## THE TASK
Quote the records in full and leave their pictures out.

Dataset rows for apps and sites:
· · · ·

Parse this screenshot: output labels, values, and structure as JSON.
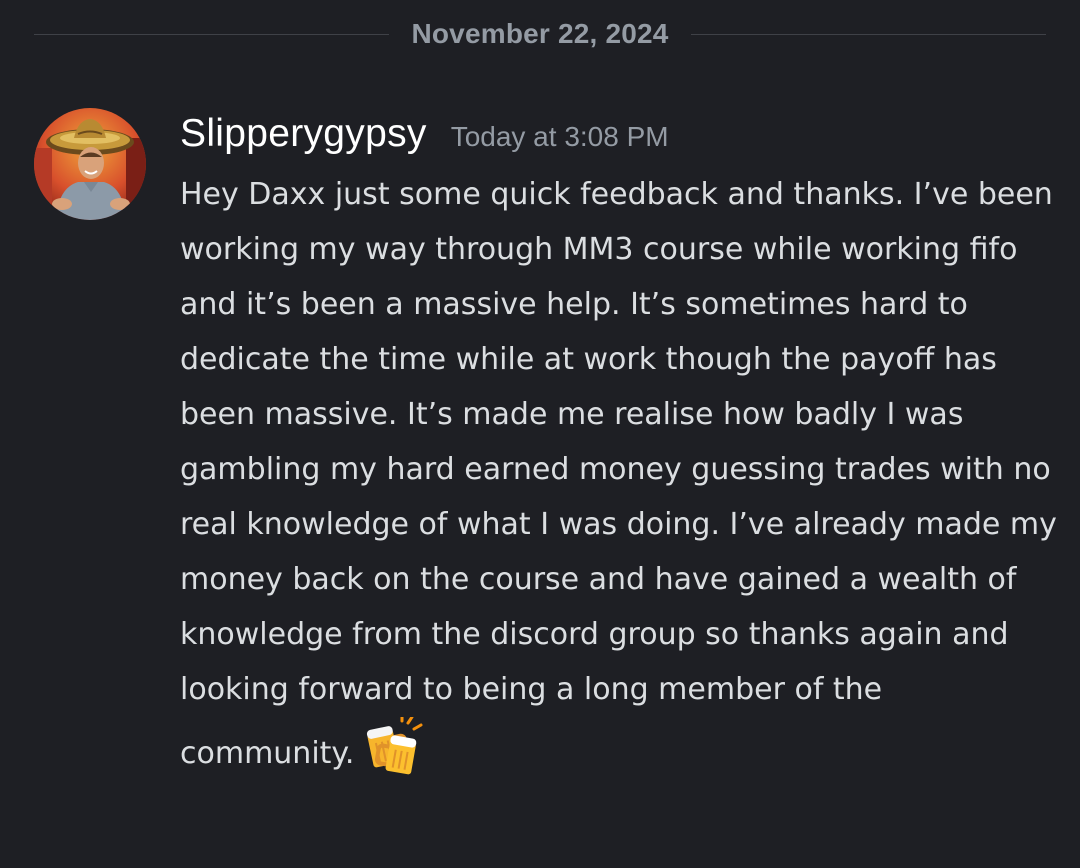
{
  "divider": {
    "date": "November 22, 2024"
  },
  "message": {
    "username": "Slipperygypsy",
    "timestamp": "Today at 3:08 PM",
    "text": "Hey Daxx just some quick feedback and thanks. I’ve been working my way through MM3 course while working fifo and it’s been a massive help. It’s sometimes hard to dedicate the time while at work though the payoff has been massive. It’s made me realise how badly I was gambling my hard earned money guessing trades with no real knowledge of what I was doing. I’ve already made my money back on the course and have gained a wealth of knowledge from the discord group so thanks again and looking forward to being a long member of the community.",
    "emoji": "clinking-beer-mugs-icon"
  },
  "colors": {
    "background": "#1e1f24",
    "username": "#ffffff",
    "timestamp": "#949ba4",
    "message_text": "#dbdee1",
    "divider_line": "#3f4147"
  }
}
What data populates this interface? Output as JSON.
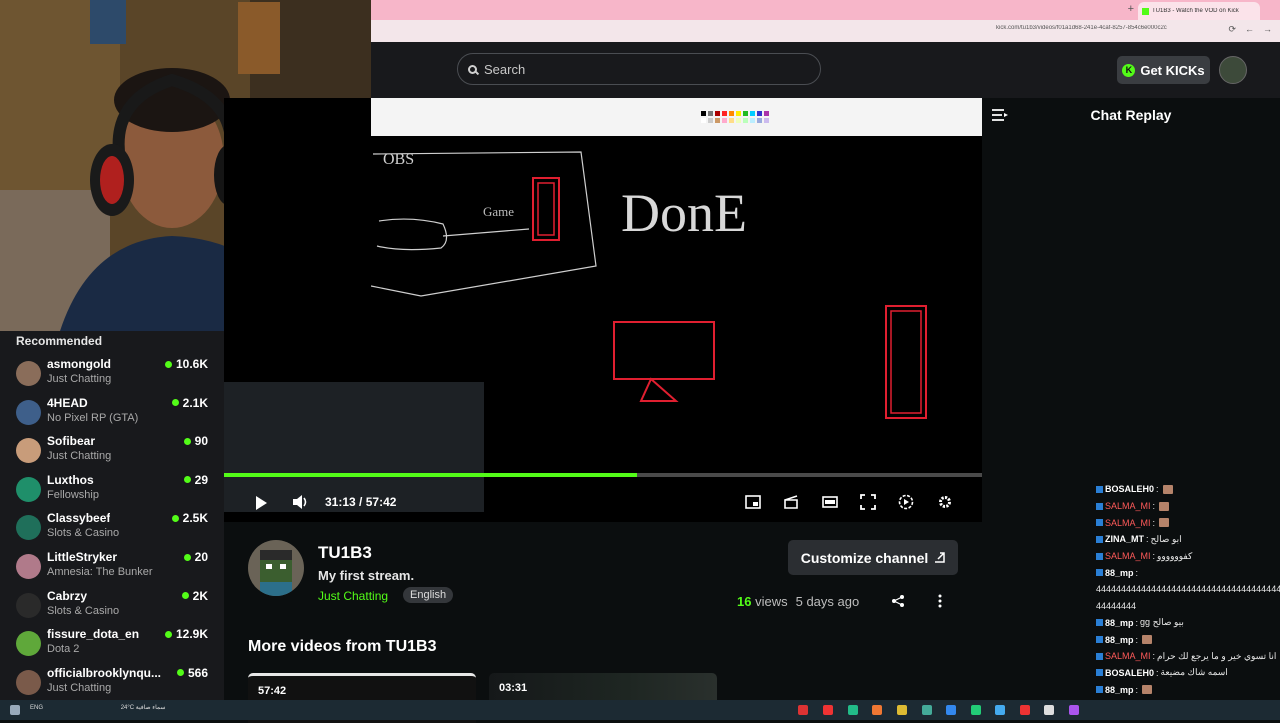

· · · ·

## ANSWER
Parse this screenshot: output labels, values, and structure as JSON.
{
  "divider": {
    "date": "November 22, 2024"
  },
  "message": {
    "username": "Slipperygypsy",
    "timestamp": "Today at 3:08 PM",
    "text": "Hey Daxx just some quick feedback and thanks. I’ve been working my way through MM3 course while working fifo and it’s been a massive help. It’s sometimes hard to dedicate the time while at work though the payoff has been massive. It’s made me realise how badly I was gambling my hard earned money guessing trades with no real knowledge of what I was doing. I’ve already made my money back on the course and have gained a wealth of knowledge from the discord group so thanks again and looking forward to being a long member of the community.",
    "emoji": "clinking-beer-mugs-icon"
  },
  "colors": {
    "background": "#1e1f24",
    "username": "#ffffff",
    "timestamp": "#949ba4",
    "message_text": "#dbdee1",
    "divider_line": "#3f4147"
  }
}
What data populates this interface? Output as JSON.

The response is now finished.